Just watch the desire in your own mind. It’s always looking for something. There’s a kind of restlessness such that when you’re frightened, you look for something certain; and you don’t know what to do, you feel this momentum of desire that looks for anything to do – eat, smoke cigarettes, read books, watch televisions, look around for this and that.

This is just a force of habit.

When you are not mindful, and when you are not wise, you become easily pulled into these things. When you lead life heedlessly, when you lead our lives without any kind of wisdom or understanding of it, you just get caught up in seeking excitement. When you get bored, you seek excitement. But when you get bored with excitement, you seek annihilation.

You get caught up in these habits.

The false refuges in our lives and never arriving

One of the most pervasive false refuges or substitute gratifications is the never ending effort to improve ourselves. It’s not the kind of improvement that leads us to sensing our creativity and the knowledge we long for, but it’s the kind that stems from a place of deficit. It’s the “I need to be a better person” kind of striving, and that wanting to feel like we’re good enough.

This is what goes on in us and is part of the hungry ghost.

If we’re honest with ourselves, are we really content and feel good enough? This sense of wanting to be good enough is not the same as the impulse to manifest our true potential. It’s the kind of internalised standards we have that make us think we should always look better, do more, and be more.

When we are honest, we realise that for many of us live with the kind of dissatisfaction, a disappointment that our lives aren’t turning out the way we want it to be. There’s a sense of never arriving, as though we’re trying to get somewhere, and we’re not there.

Three levels of suffering

Level 1: We are not satisfied

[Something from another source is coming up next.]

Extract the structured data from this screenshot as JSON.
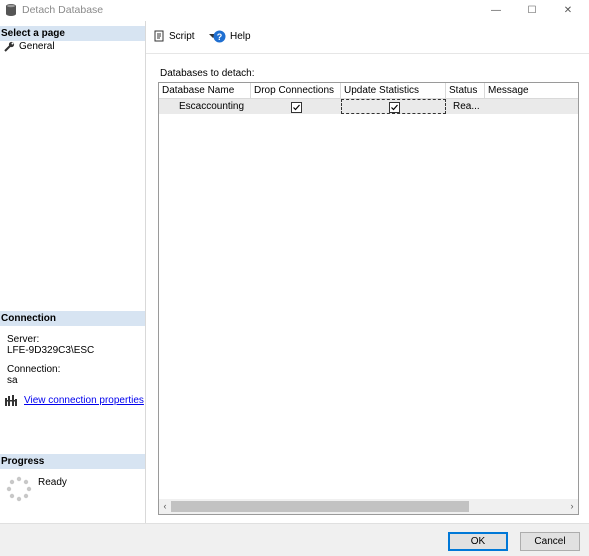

There’s a whole range of how we experience these hungry ghost energy. Along with that, we have chronic patterns on how we are trying to meet our needs and we do so through different substitute gratifications such as consuming sugar or seeking approval or attaching to our possessions.

As we may know, these are temporary fixes. We’re on a roller coaster. We feel better for a little, but then, the need is back there again.

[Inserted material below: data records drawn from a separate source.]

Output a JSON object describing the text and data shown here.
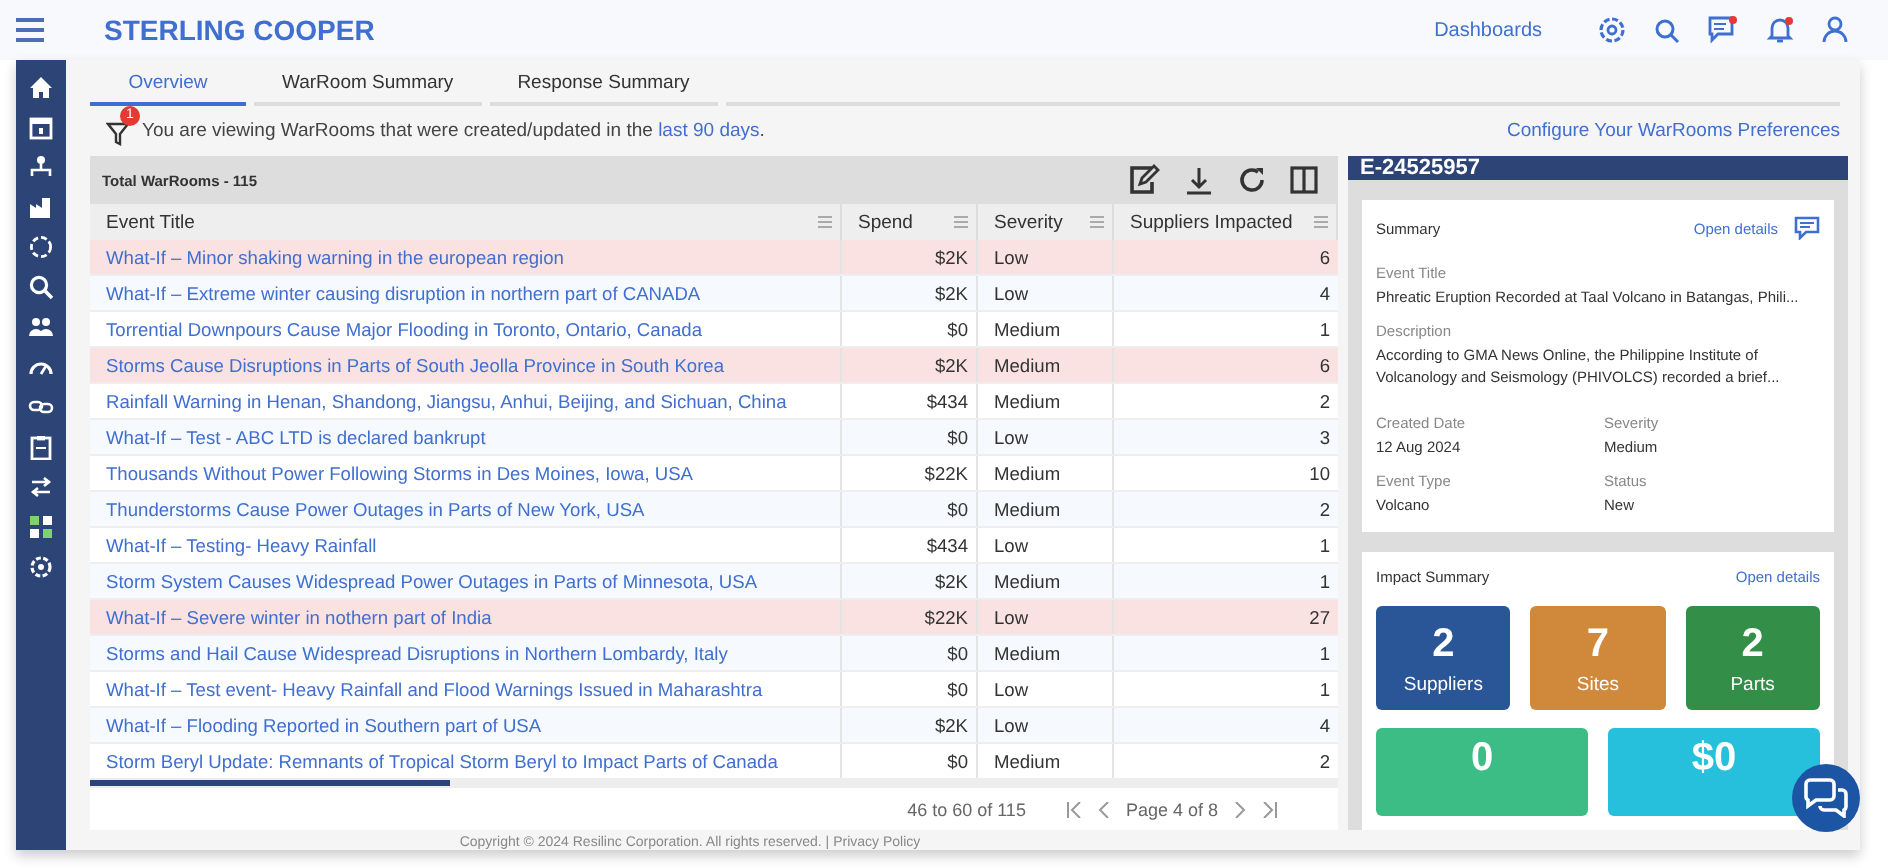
{
  "header": {
    "brand": "STERLING COOPER",
    "nav_link": "Dashboards",
    "notifications": {
      "messages": true,
      "alerts": true
    }
  },
  "tabs": [
    {
      "label": "Overview",
      "selected": true
    },
    {
      "label": "WarRoom Summary",
      "selected": false
    },
    {
      "label": "Response Summary",
      "selected": false
    }
  ],
  "filter_notice": {
    "badge": "1",
    "text": "You are viewing WarRooms that were created/updated in the ",
    "link": "last 90 days",
    "end": "."
  },
  "preferences_link": "Configure Your WarRooms Preferences",
  "table": {
    "total": "Total WarRooms - 115",
    "columns": [
      "Event Title",
      "Spend",
      "Severity",
      "Suppliers Impacted"
    ],
    "rows": [
      {
        "title": "What-If – Minor shaking warning in the european region",
        "spend": "$2K",
        "severity": "Low",
        "suppliers": "6",
        "highlighted": true
      },
      {
        "title": "What-If – Extreme winter causing disruption in northern part of CANADA",
        "spend": "$2K",
        "severity": "Low",
        "suppliers": "4",
        "highlighted": false
      },
      {
        "title": "Torrential Downpours Cause Major Flooding in Toronto, Ontario, Canada",
        "spend": "$0",
        "severity": "Medium",
        "suppliers": "1",
        "highlighted": false
      },
      {
        "title": "Storms Cause Disruptions in Parts of South Jeolla Province in South Korea",
        "spend": "$2K",
        "severity": "Medium",
        "suppliers": "6",
        "highlighted": true
      },
      {
        "title": "Rainfall Warning in Henan, Shandong, Jiangsu, Anhui, Beijing, and Sichuan, China",
        "spend": "$434",
        "severity": "Medium",
        "suppliers": "2",
        "highlighted": false
      },
      {
        "title": "What-If – Test - ABC LTD is declared bankrupt",
        "spend": "$0",
        "severity": "Low",
        "suppliers": "3",
        "highlighted": false
      },
      {
        "title": "Thousands Without Power Following Storms in Des Moines, Iowa, USA",
        "spend": "$22K",
        "severity": "Medium",
        "suppliers": "10",
        "highlighted": false
      },
      {
        "title": "Thunderstorms Cause Power Outages in Parts of New York, USA",
        "spend": "$0",
        "severity": "Medium",
        "suppliers": "2",
        "highlighted": false
      },
      {
        "title": "What-If – Testing- Heavy Rainfall",
        "spend": "$434",
        "severity": "Low",
        "suppliers": "1",
        "highlighted": false
      },
      {
        "title": "Storm System Causes Widespread Power Outages in Parts of Minnesota, USA",
        "spend": "$2K",
        "severity": "Medium",
        "suppliers": "1",
        "highlighted": false
      },
      {
        "title": "What-If – Severe winter in nothern part of India",
        "spend": "$22K",
        "severity": "Low",
        "suppliers": "27",
        "highlighted": true
      },
      {
        "title": "Storms and Hail Cause Widespread Disruptions in Northern Lombardy, Italy",
        "spend": "$0",
        "severity": "Medium",
        "suppliers": "1",
        "highlighted": false
      },
      {
        "title": "What-If – Test event- Heavy Rainfall and Flood Warnings Issued in Maharashtra",
        "spend": "$0",
        "severity": "Low",
        "suppliers": "1",
        "highlighted": false
      },
      {
        "title": "What-If – Flooding Reported in Southern part of USA",
        "spend": "$2K",
        "severity": "Low",
        "suppliers": "4",
        "highlighted": false
      },
      {
        "title": "Storm Beryl Update: Remnants of Tropical Storm Beryl to Impact Parts of Canada",
        "spend": "$0",
        "severity": "Medium",
        "suppliers": "2",
        "highlighted": false
      }
    ],
    "pagination": {
      "range": "46 to 60 of 115",
      "page": "Page 4 of 8"
    }
  },
  "detail": {
    "id": "E-24525957",
    "summary": {
      "title": "Summary",
      "open_link": "Open details",
      "fields": [
        {
          "label": "Event Title",
          "value": "Phreatic Eruption Recorded at Taal Volcano in Batangas, Phili..."
        },
        {
          "label": "Description",
          "value": "According to GMA News Online, the Philippine Institute of Volcanology and Seismology (PHIVOLCS) recorded a brief..."
        }
      ],
      "pairs": [
        {
          "label": "Created Date",
          "value": "12 Aug 2024"
        },
        {
          "label": "Severity",
          "value": "Medium"
        },
        {
          "label": "Event Type",
          "value": "Volcano"
        },
        {
          "label": "Status",
          "value": "New"
        }
      ]
    },
    "impact": {
      "title": "Impact Summary",
      "open_link": "Open details",
      "tiles": [
        {
          "value": "2",
          "label": "Suppliers",
          "color": "#2a5597"
        },
        {
          "value": "7",
          "label": "Sites",
          "color": "#d0883a"
        },
        {
          "value": "2",
          "label": "Parts",
          "color": "#338f47"
        }
      ],
      "tiles_lower": [
        {
          "value": "0",
          "color": "#3dbd86"
        },
        {
          "value": "$0",
          "color": "#26bfdc"
        }
      ]
    }
  },
  "footer": "Copyright © 2024 Resilinc Corporation. All rights reserved. | Privacy Policy"
}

Wanting begets wanting. It’s like drinking salt water to satisfy thirst.

So, that’s one level of suffering – i.e. we don’t get satisfied.

Level 2: The aversion we have towards ourselves for not being satisfied.

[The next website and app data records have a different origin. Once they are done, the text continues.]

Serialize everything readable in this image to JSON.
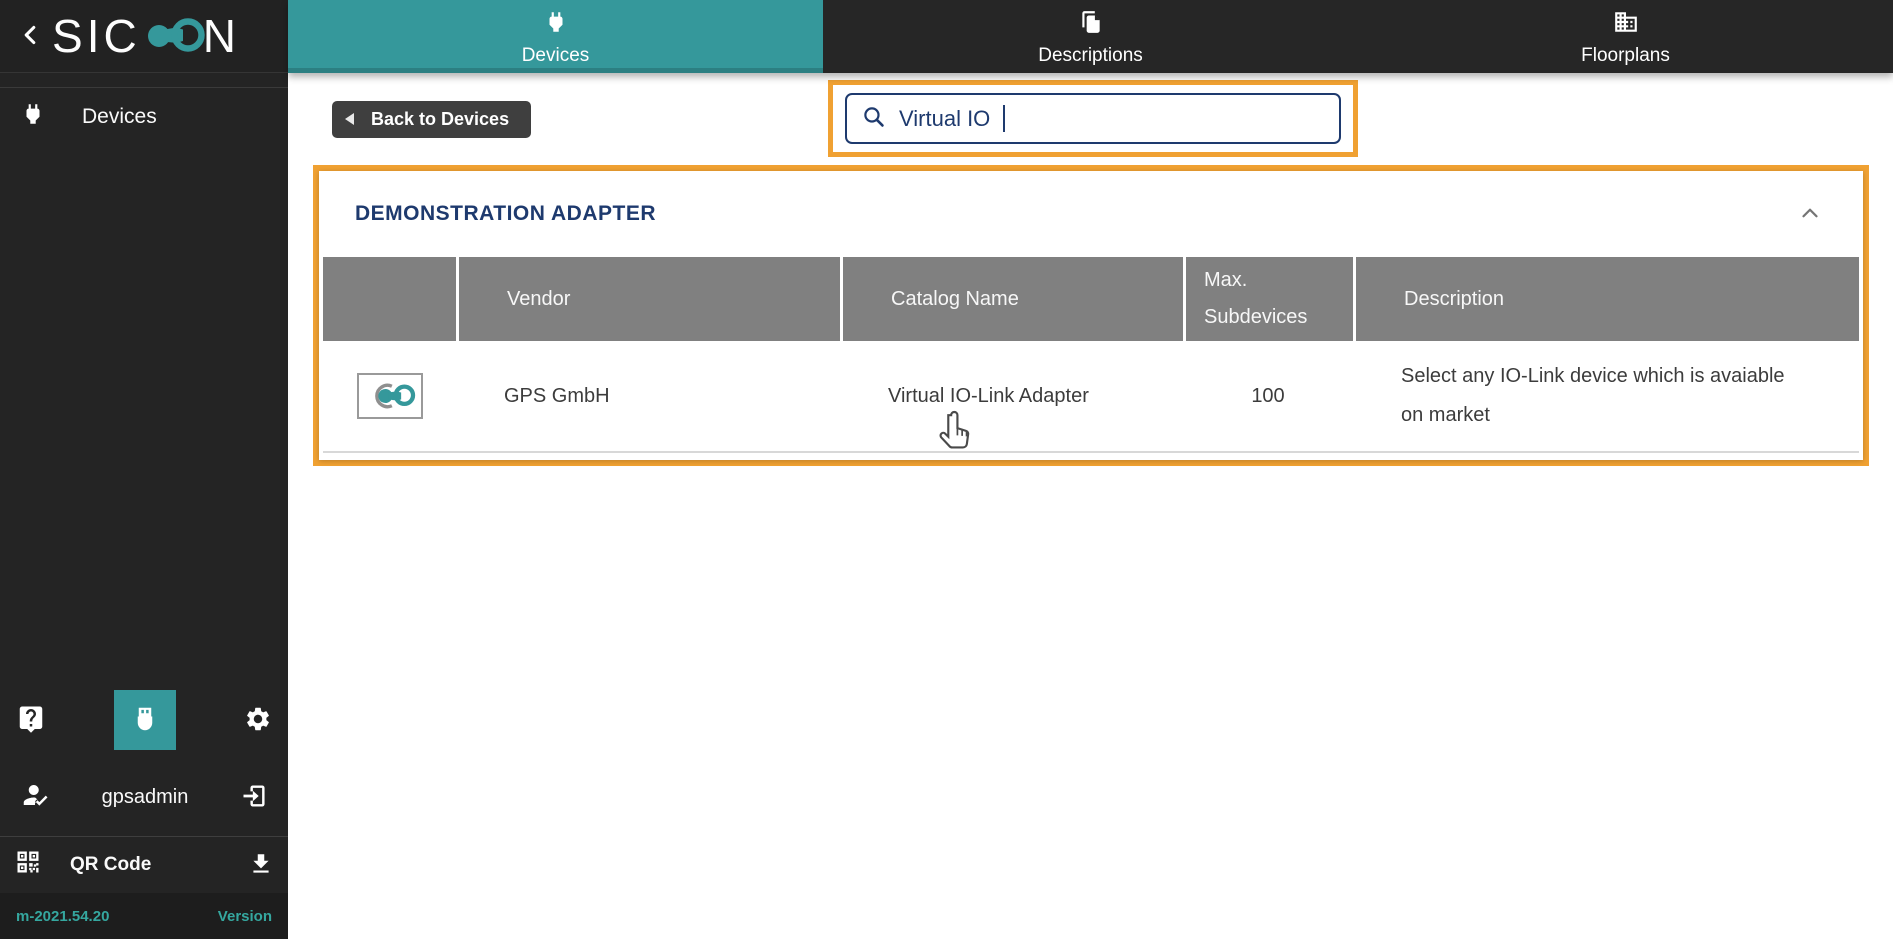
{
  "logo": {
    "left": "SIC",
    "right": "N"
  },
  "sidebar": {
    "devices_label": "Devices",
    "user_name": "gpsadmin",
    "qr_label": "QR Code",
    "version_value": "m-2021.54.20",
    "version_label": "Version"
  },
  "tabs": [
    {
      "label": "Devices",
      "icon": "plug-icon",
      "active": true
    },
    {
      "label": "Descriptions",
      "icon": "documents-icon",
      "active": false
    },
    {
      "label": "Floorplans",
      "icon": "building-icon",
      "active": false
    }
  ],
  "toolbar": {
    "back_label": "Back to Devices"
  },
  "search": {
    "value": "Virtual IO"
  },
  "panel": {
    "title": "DEMONSTRATION ADAPTER",
    "table": {
      "headers": [
        "",
        "Vendor",
        "Catalog Name",
        "Max. Subdevices",
        "Description"
      ],
      "rows": [
        {
          "vendor": "GPS GmbH",
          "catalog": "Virtual IO-Link Adapter",
          "max_subdevices": "100",
          "description": "Select any IO-Link device which is avaiable on market"
        }
      ]
    }
  },
  "icons": [
    "chevron-left-icon",
    "plug-icon",
    "documents-icon",
    "building-icon",
    "help-icon",
    "usb-device-icon",
    "gear-icon",
    "user-check-icon",
    "logout-icon",
    "qr-code-icon",
    "download-icon",
    "search-icon",
    "chevron-up-icon",
    "back-arrow-icon",
    "hand-pointer-icon",
    "adapter-logo-icon"
  ],
  "colors": {
    "teal_accent": "#35989b",
    "annotation_orange": "#f0a132",
    "navy_text": "#1e3a6e",
    "table_header_gray": "#808080",
    "sidebar_dark": "#242424",
    "version_teal": "#35a79f"
  }
}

In the Buddhist tradition, we call that the second arrow. The first arrow is “I want, I need, I’m not satisfied”. The second arrow is “I am a bad person for wanting, needing, and feeling that I’m not satisfied”. It’s the self version that we pile on that is a very notable part of the addiction cycle. Eat too much, then feel really bad about ourselves. Feel like such as bad person, and then feel so miserable that we eat more, and return to feeling bad about ourselves again. The cycle keeps getting fuelled like this.

Level 3: Never being present and never arriving

The last level is just like in the casino: when we really want to win but are not quite there yet or when we are seeking approval and when we are trying to in some ways get something we don’t have, we’re not present. It’s kind of like we’re leaning forward, wanting the next moment to contain what this moment does not. We’re not present, and we’re always on our way to somewhere else.

Such wanting, addiction, and attachment is the heart of the suffering that comes with the hungry ghosts.

How many moments of our life is there a sense of we’re on our way to something rather than this moment counts?

A comforting perspective

Our attachment and addiction can be a flag to pause, and deepen our attention to what is here. And if we are willing to pause, and deepen our attention, we can begin to discover that rather than hitching to our addicting habits, the star we felt away from is right here. It is in this present moment. Right here.

Whoever is overcome by this wretched and sticky craving, 
his sorrows grow like grass after the rains.

But whoever overcomes this wretched craving, so difficult to overcome, 
from him sorrows fall away like water from a lotus leaf.

– Dhammapada verse 335 & 336